Right behind the quay are a pair of tombs. The oldest sarcophagus dates from the 4th cell B.C. and is shaped like a house. Over it is the I portrait of a young man. The inscription tells us it belongs to “Kluwanimi.” The work is Roman a later addition to the sarcophagus. To the east, above the sea are several sarcophagi which seem to have been stacked on top of each other. The majority of these tombs belong to either the Hellenistic or Roman periods. The inscriptions on the tombs indicate at the owners were citizens of either Cyaenai or Myra. Just as Simena, Apollonia, Isinda and Aperlae formed a sympolity in Kalekoy, Myra and Cyaenai also formed a sympolity in Theimussa, whereas one of those cities represented the sympolity in the Lycian League.

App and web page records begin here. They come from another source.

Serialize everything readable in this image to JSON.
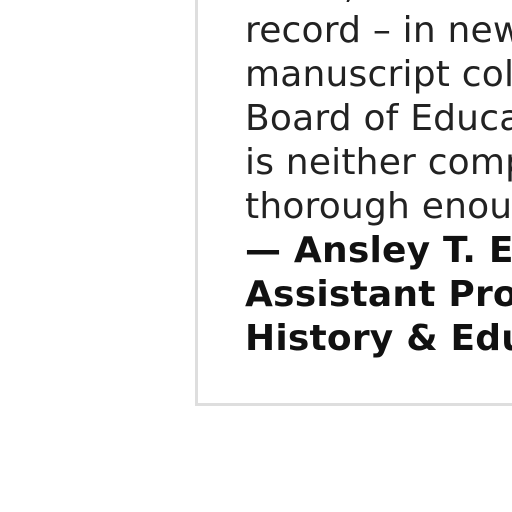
{
  "quote": {
    "lines": [
      "some, ",
      "record – in new",
      "manuscript coll",
      "Board of Educa",
      "is neither comp",
      "thorough enoug"
    ],
    "attribution": [
      "— Ansley T. Eri",
      "Assistant Profe",
      "History & Educ"
    ]
  }
}
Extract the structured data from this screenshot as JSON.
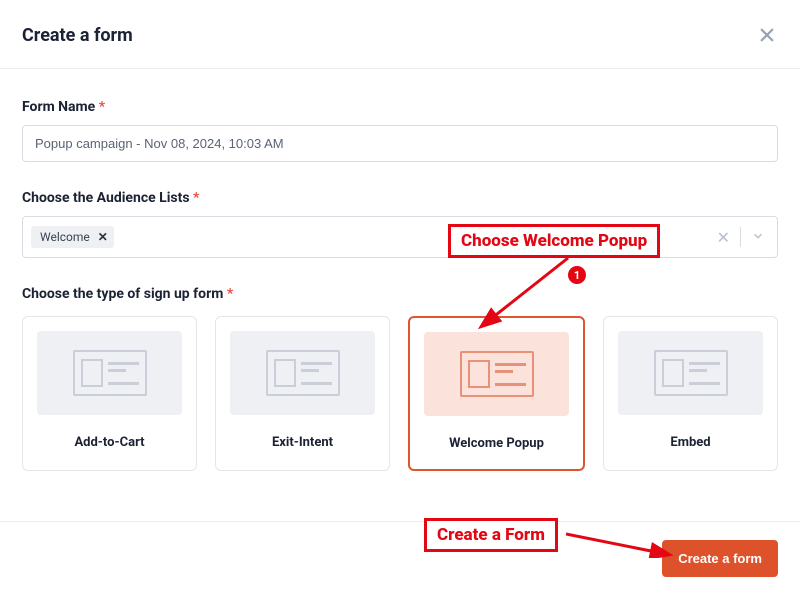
{
  "header": {
    "title": "Create a form"
  },
  "form_name": {
    "label": "Form Name",
    "value": "Popup campaign - Nov 08, 2024, 10:03 AM"
  },
  "audience": {
    "label": "Choose the Audience Lists",
    "tags": [
      "Welcome"
    ]
  },
  "form_type": {
    "label": "Choose the type of sign up form",
    "options": [
      {
        "label": "Add-to-Cart",
        "selected": false
      },
      {
        "label": "Exit-Intent",
        "selected": false
      },
      {
        "label": "Welcome Popup",
        "selected": true
      },
      {
        "label": "Embed",
        "selected": false
      }
    ]
  },
  "footer": {
    "create_label": "Create a form"
  },
  "annotations": {
    "choose_popup": "Choose Welcome Popup",
    "create_form": "Create a Form",
    "badge": "1"
  }
}
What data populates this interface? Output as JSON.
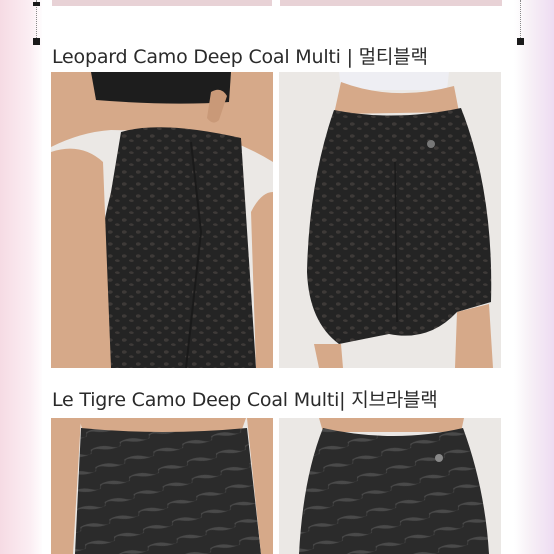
{
  "captions": {
    "top": "Leopard Camo Deep Coal Multi | 멀티블랙",
    "bottom": "Le Tigre Camo Deep Coal Multi| 지브라블랙"
  },
  "colors": {
    "fabric": "#262626",
    "fabric_pattern": "#3c3c3c",
    "skin": "#d9a98a",
    "studio_bg": "#e9e6e3"
  },
  "photos": [
    {
      "name": "leopard-front-photo"
    },
    {
      "name": "leopard-back-photo"
    },
    {
      "name": "tiger-front-photo"
    },
    {
      "name": "tiger-back-photo"
    }
  ]
}
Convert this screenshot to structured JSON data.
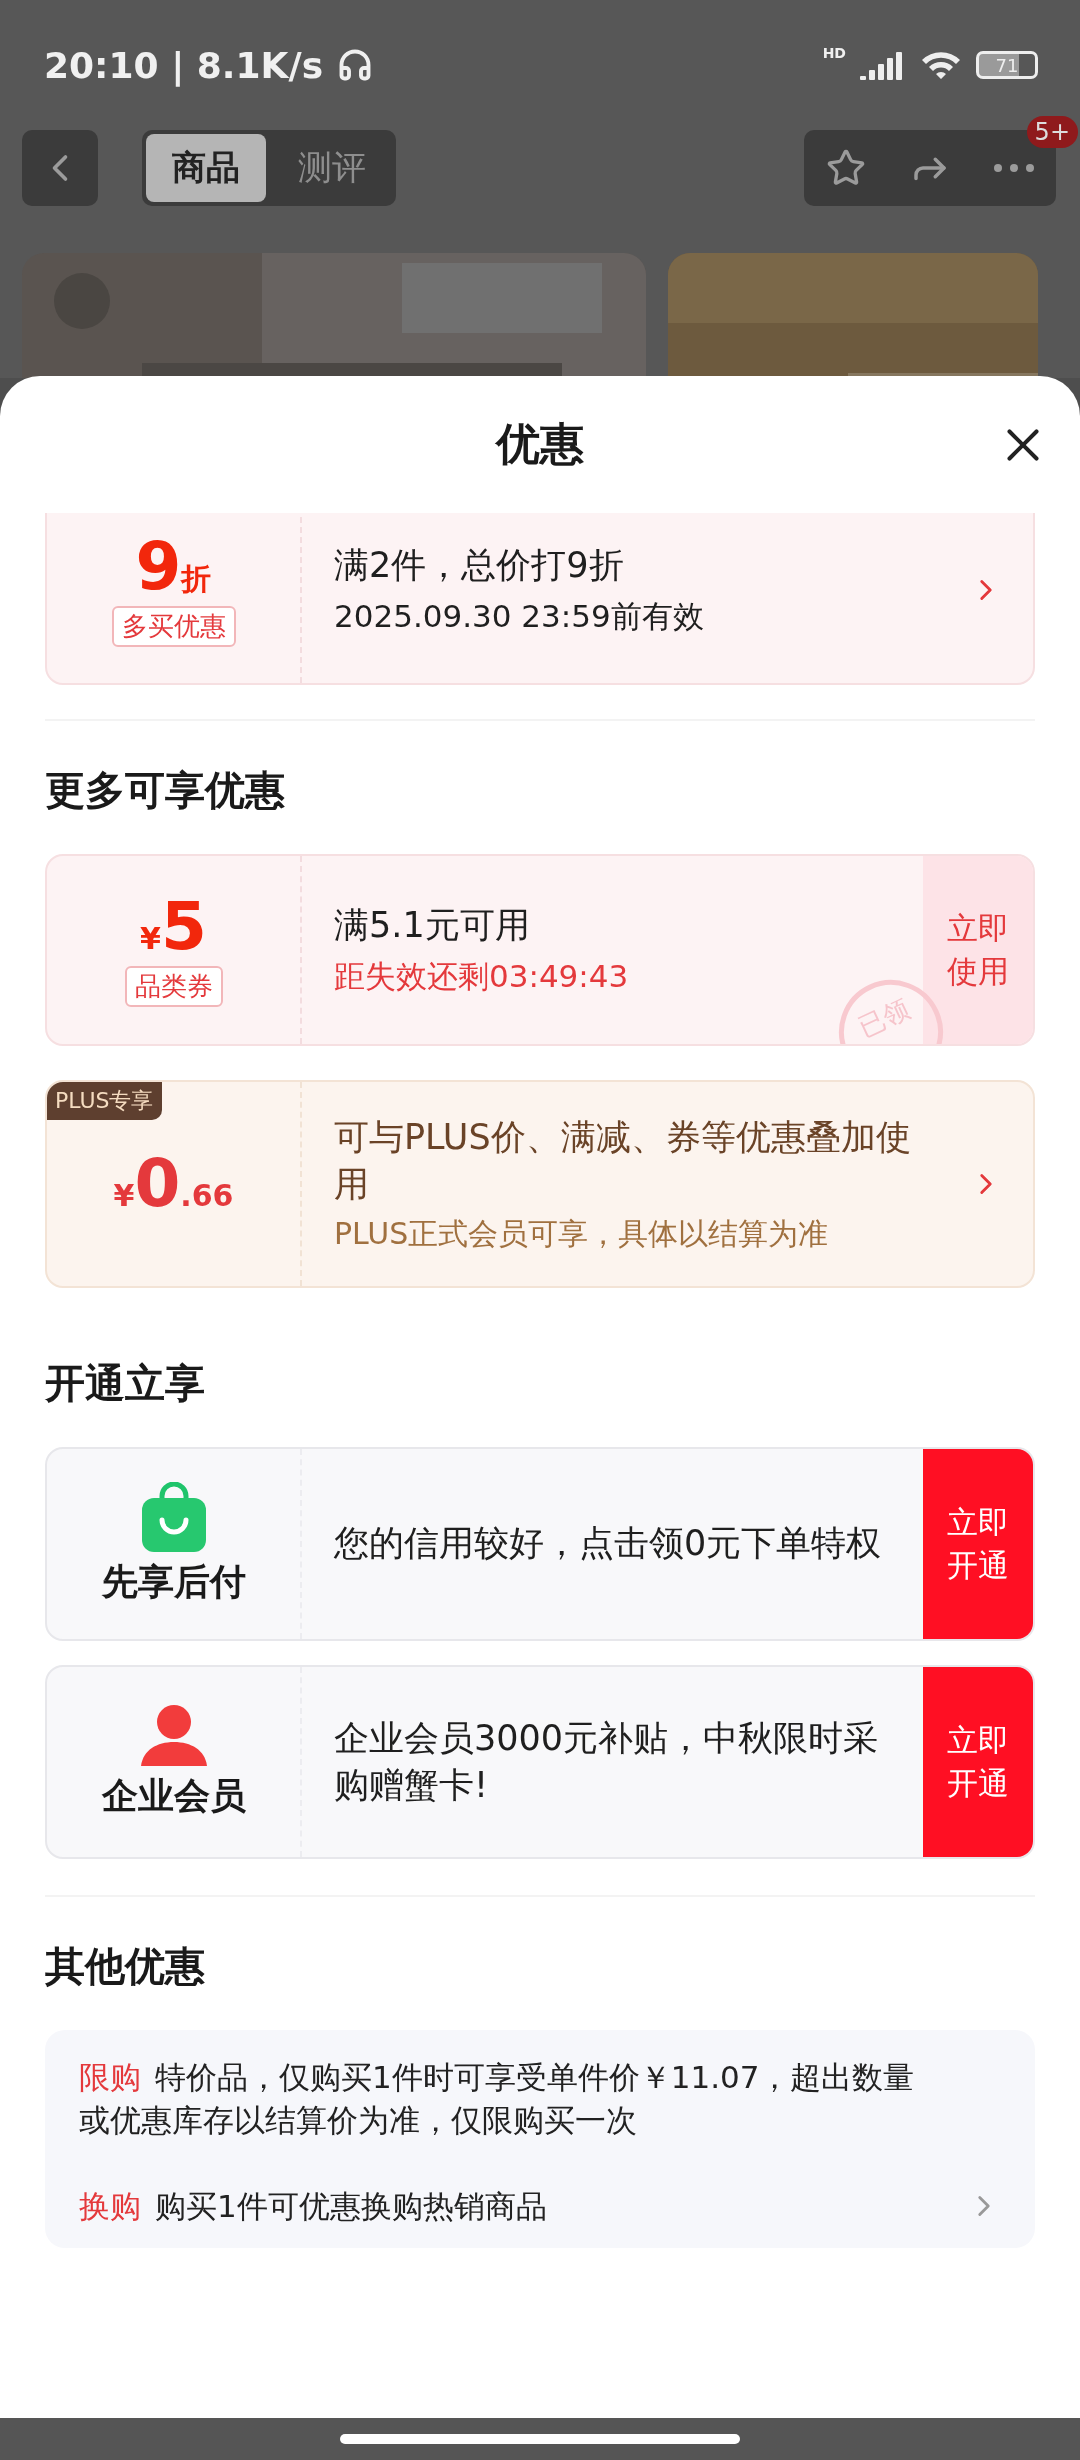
{
  "status_bar": {
    "time": "20:10 | 8.1K/s",
    "network": "HD",
    "battery": "71"
  },
  "header": {
    "tabs": [
      {
        "label": "商品",
        "selected": true
      },
      {
        "label": "测评",
        "selected": false
      }
    ],
    "badge": "5+"
  },
  "sheet": {
    "title": "优惠"
  },
  "current_offer": {
    "value": "9",
    "unit": "折",
    "tag": "多买优惠",
    "title": "满2件，总价打9折",
    "subtitle": "2025.09.30 23:59前有效"
  },
  "more_offers": {
    "heading": "更多可享优惠",
    "coupon": {
      "currency": "¥",
      "amount": "5",
      "tag": "品类券",
      "title": "满5.1元可用",
      "countdown": "距失效还剩03:49:43",
      "stamp": "已领",
      "action": "立即使用"
    },
    "plus": {
      "badge": "PLUS专享",
      "currency": "¥",
      "amount": "0",
      "decimal": ".66",
      "title": "可与PLUS价、满减、券等优惠叠加使用",
      "note": "PLUS正式会员可享，具体以结算为准"
    }
  },
  "activate": {
    "heading": "开通立享",
    "items": [
      {
        "kind": "bag",
        "label": "先享后付",
        "text": "您的信用较好，点击领0元下单特权",
        "action": "立即开通"
      },
      {
        "kind": "person",
        "label": "企业会员",
        "text": "企业会员3000元补贴，中秋限时采购赠蟹卡!",
        "action": "立即开通"
      }
    ]
  },
  "other": {
    "heading": "其他优惠",
    "items": [
      {
        "kind": "info",
        "label": "限购",
        "text": "特价品，仅购买1件时可享受单件价￥11.07，超出数量或优惠库存以结算价为准，仅限购买一次"
      },
      {
        "kind": "link",
        "label": "换购",
        "text": "购买1件可优惠换购热销商品"
      }
    ]
  }
}
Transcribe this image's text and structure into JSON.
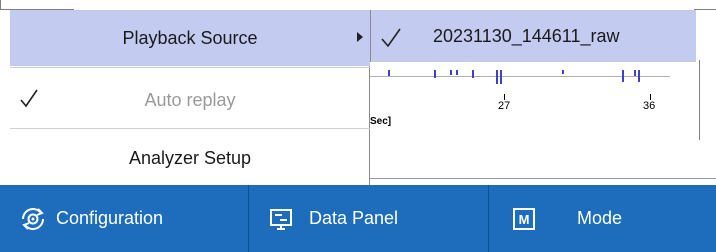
{
  "context_menu": {
    "items": [
      {
        "label": "Playback Source",
        "checked": false,
        "disabled": false,
        "has_submenu": true,
        "highlighted": true
      },
      {
        "label": "Auto replay",
        "checked": true,
        "disabled": true,
        "has_submenu": false,
        "highlighted": false
      },
      {
        "label": "Analyzer Setup",
        "checked": false,
        "disabled": false,
        "has_submenu": false,
        "highlighted": false
      }
    ]
  },
  "submenu": {
    "items": [
      {
        "label": "20231130_144611_raw",
        "checked": true
      }
    ]
  },
  "background_chart": {
    "axis_ticks": [
      "27",
      "36"
    ],
    "axis_unit": "Sec]"
  },
  "toolbar": {
    "configuration_label": "Configuration",
    "data_panel_label": "Data Panel",
    "mode_label": "Mode",
    "mode_icon_letter": "M"
  },
  "colors": {
    "toolbar_blue": "#1e6dbd",
    "menu_highlight": "#c3ccf0",
    "disabled_text": "#9a9a9a"
  },
  "icons": {
    "configuration": "gear-cycle-icon",
    "data_panel": "monitor-icon",
    "mode": "m-square-icon",
    "check": "checkmark-icon",
    "submenu": "submenu-arrow-icon"
  }
}
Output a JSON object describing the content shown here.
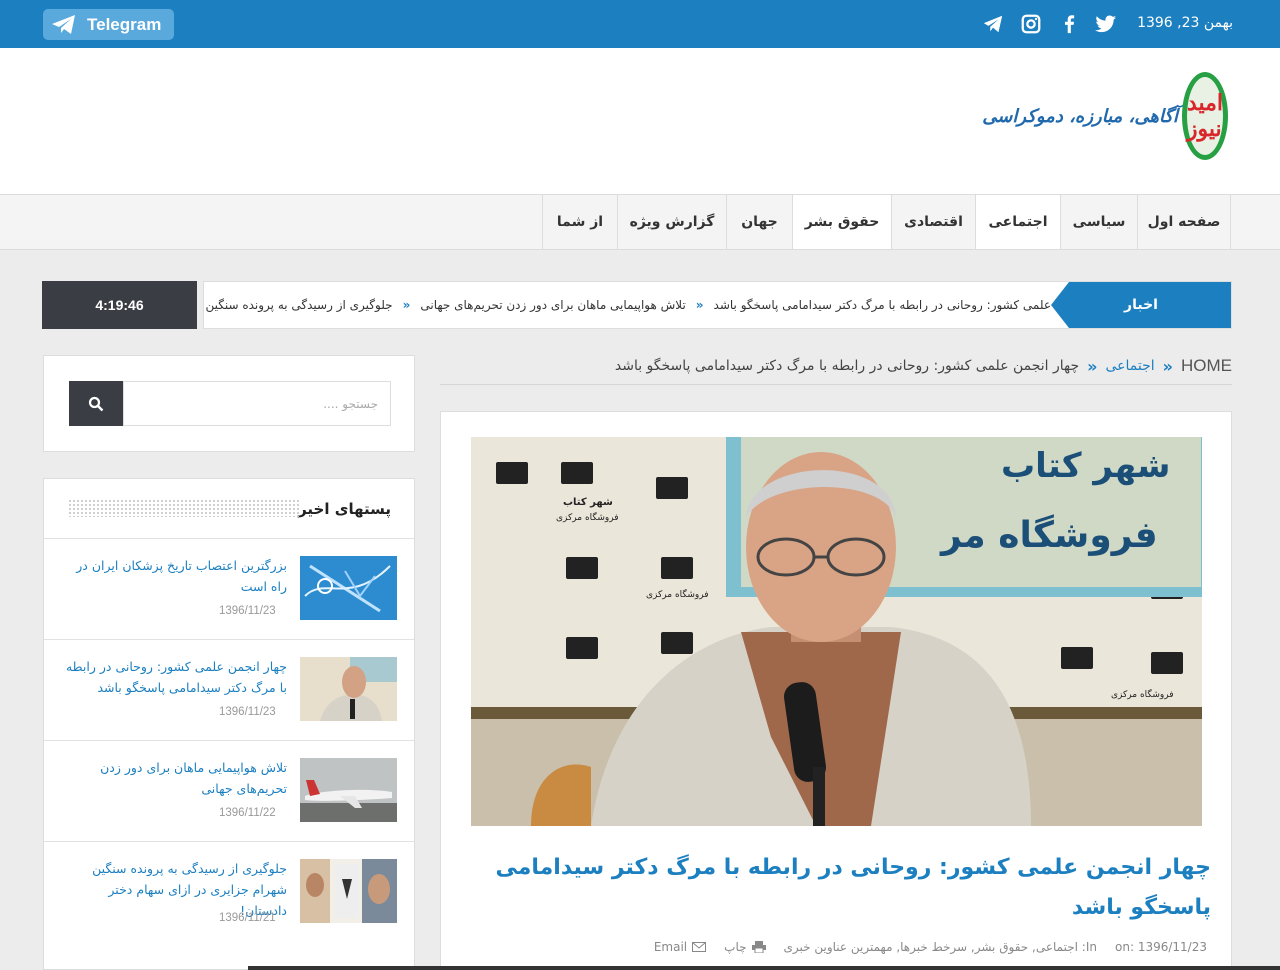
{
  "colors": {
    "primary": "#1b7fc0",
    "dark": "#3a3d44",
    "logo_green": "#27a044",
    "logo_red": "#d9262b"
  },
  "topbar": {
    "telegram_label": "Telegram",
    "date": "بهمن 23, 1396",
    "social_icons": [
      "telegram-icon",
      "instagram-icon",
      "facebook-icon",
      "twitter-icon"
    ]
  },
  "logo": {
    "name": "امید نیوز",
    "tagline": "آگاهی، مبارزه، دموکراسی"
  },
  "nav": {
    "items": [
      {
        "label": "صفحه اول"
      },
      {
        "label": "سیاسی"
      },
      {
        "label": "اجتماعی"
      },
      {
        "label": "اقتصادی"
      },
      {
        "label": "حقوق بشر"
      },
      {
        "label": "جهان"
      },
      {
        "label": "گزارش ویژه"
      },
      {
        "label": "از شما"
      }
    ]
  },
  "ticker": {
    "label": "اخبار",
    "time": "4:19:46",
    "items": [
      "علمی کشور: روحانی در رابطه با مرگ دکتر سیدامامی پاسخگو باشد",
      "تلاش هواپیمایی ماهان برای دور زدن تحریم‌های جهانی",
      "جلوگیری از رسیدگی به پرونده سنگین"
    ],
    "separator": "«"
  },
  "breadcrumb": {
    "home": "HOME",
    "separator": "«",
    "category": "اجتماعی",
    "current": "چهار انجمن علمی کشور: روحانی در رابطه با مرگ دکتر سیدامامی پاسخگو باشد"
  },
  "article": {
    "title": "چهار انجمن علمی کشور: روحانی در رابطه با مرگ دکتر سیدامامی پاسخگو باشد",
    "photo_signs": {
      "big": "شهر کتاب",
      "big2": "فروشگاه مر",
      "small1": "شهر کتاب",
      "small2": "فروشگاه مرکزی"
    },
    "meta": {
      "on_label": "on:",
      "date": "1396/11/23",
      "in_label": "In:",
      "categories": "اجتماعی, حقوق بشر, سرخط خبرها, مهمترین عناوین خبری",
      "print_label": "چاپ",
      "email_label": "Email"
    }
  },
  "search": {
    "placeholder": "جستجو ...."
  },
  "recent": {
    "heading": "پستهای اخیر",
    "posts": [
      {
        "title": "بزرگترین اعتصاب تاریخ پزشکان ایران در راه است",
        "date": "1396/11/23"
      },
      {
        "title": "چهار انجمن علمی کشور: روحانی در رابطه با مرگ دکتر سیدامامی پاسخگو باشد",
        "date": "1396/11/23"
      },
      {
        "title": "تلاش هواپیمایی ماهان برای دور زدن تحریم‌های جهانی",
        "date": "1396/11/22"
      },
      {
        "title": "جلوگیری از رسیدگی به پرونده سنگین شهرام جزایری در ازای سهام دختر دادستان!",
        "date": "1396/11/21"
      }
    ]
  }
}
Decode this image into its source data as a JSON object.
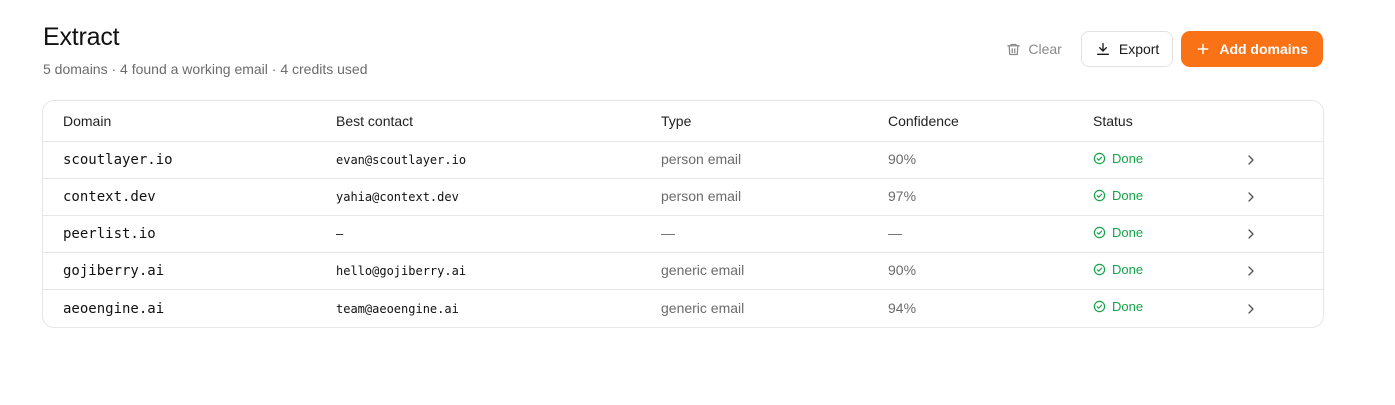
{
  "page": {
    "title": "Extract",
    "subtitle": "5 domains · 4 found a working email · 4 credits used"
  },
  "actions": {
    "clear_label": "Clear",
    "export_label": "Export",
    "add_label": "Add domains"
  },
  "colors": {
    "accent": "#f97316",
    "success": "#16a34a",
    "muted": "#6b6b6b",
    "border": "#e6e6e6"
  },
  "table": {
    "columns": [
      "Domain",
      "Best contact",
      "Type",
      "Confidence",
      "Status"
    ],
    "rows": [
      {
        "domain": "scoutlayer.io",
        "contact": "evan@scoutlayer.io",
        "type": "person email",
        "confidence": "90%",
        "status": "Done"
      },
      {
        "domain": "context.dev",
        "contact": "yahia@context.dev",
        "type": "person email",
        "confidence": "97%",
        "status": "Done"
      },
      {
        "domain": "peerlist.io",
        "contact": "—",
        "type": "—",
        "confidence": "—",
        "status": "Done"
      },
      {
        "domain": "gojiberry.ai",
        "contact": "hello@gojiberry.ai",
        "type": "generic email",
        "confidence": "90%",
        "status": "Done"
      },
      {
        "domain": "aeoengine.ai",
        "contact": "team@aeoengine.ai",
        "type": "generic email",
        "confidence": "94%",
        "status": "Done"
      }
    ]
  },
  "icons": {
    "clear": "trash-icon",
    "export": "download-icon",
    "add": "plus-icon",
    "status": "check-circle-icon",
    "row_action": "chevron-right-icon"
  }
}
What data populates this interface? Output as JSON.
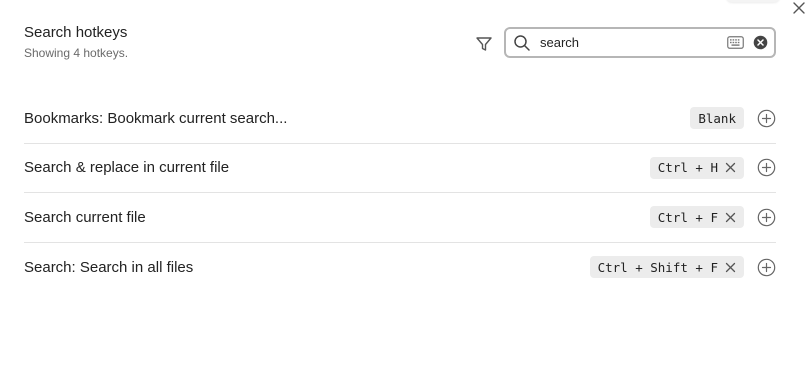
{
  "header": {
    "title": "Search hotkeys",
    "subtitle": "Showing 4 hotkeys."
  },
  "search": {
    "value": "search",
    "placeholder": "Filter..."
  },
  "hotkeys": [
    {
      "label": "Bookmarks: Bookmark current search...",
      "keys": "Blank",
      "removable": false
    },
    {
      "label": "Search & replace in current file",
      "keys": "Ctrl + H",
      "removable": true
    },
    {
      "label": "Search current file",
      "keys": "Ctrl + F",
      "removable": true
    },
    {
      "label": "Search: Search in all files",
      "keys": "Ctrl + Shift + F",
      "removable": true
    }
  ],
  "icons": {
    "close": "close-icon",
    "filter": "filter-icon",
    "search": "search-icon",
    "keyboard": "keyboard-icon",
    "clear": "clear-search-icon",
    "remove": "remove-hotkey-icon",
    "add": "add-hotkey-icon"
  },
  "colors": {
    "chip_bg": "#ececec",
    "divider": "#e3e3e3",
    "search_border": "#b6b6b6",
    "muted_text": "#6b6b6b"
  }
}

At the east end of the site is a delightful little rock-cut quay or landing-stage, unlike anything else in Lycia. It is some 9 meters in length and nine meters wide. The rock-walls are cut vertical and still show the chisel marks; the floor is leveled, but the seaward edge is only roughly shaped. At the east end are cuttings in the floor which at present make shallow pools; their original purpose is obscure. In the back is a gate leading through to a kind of sunken road which is little more than a natural cleft; above it on the landward side stands a tomb. The sill of the gate is about two meters from the ground, and it is not clear how it was approached; the sill is broken away, but the hinge-holes and bolt-sockets are still to be seen. Also in the back wall is a smaller aperture like a window. There are other tombs above the gate and at the east end of the quay, the latter approached by steps; in both cases the lids are lying askew.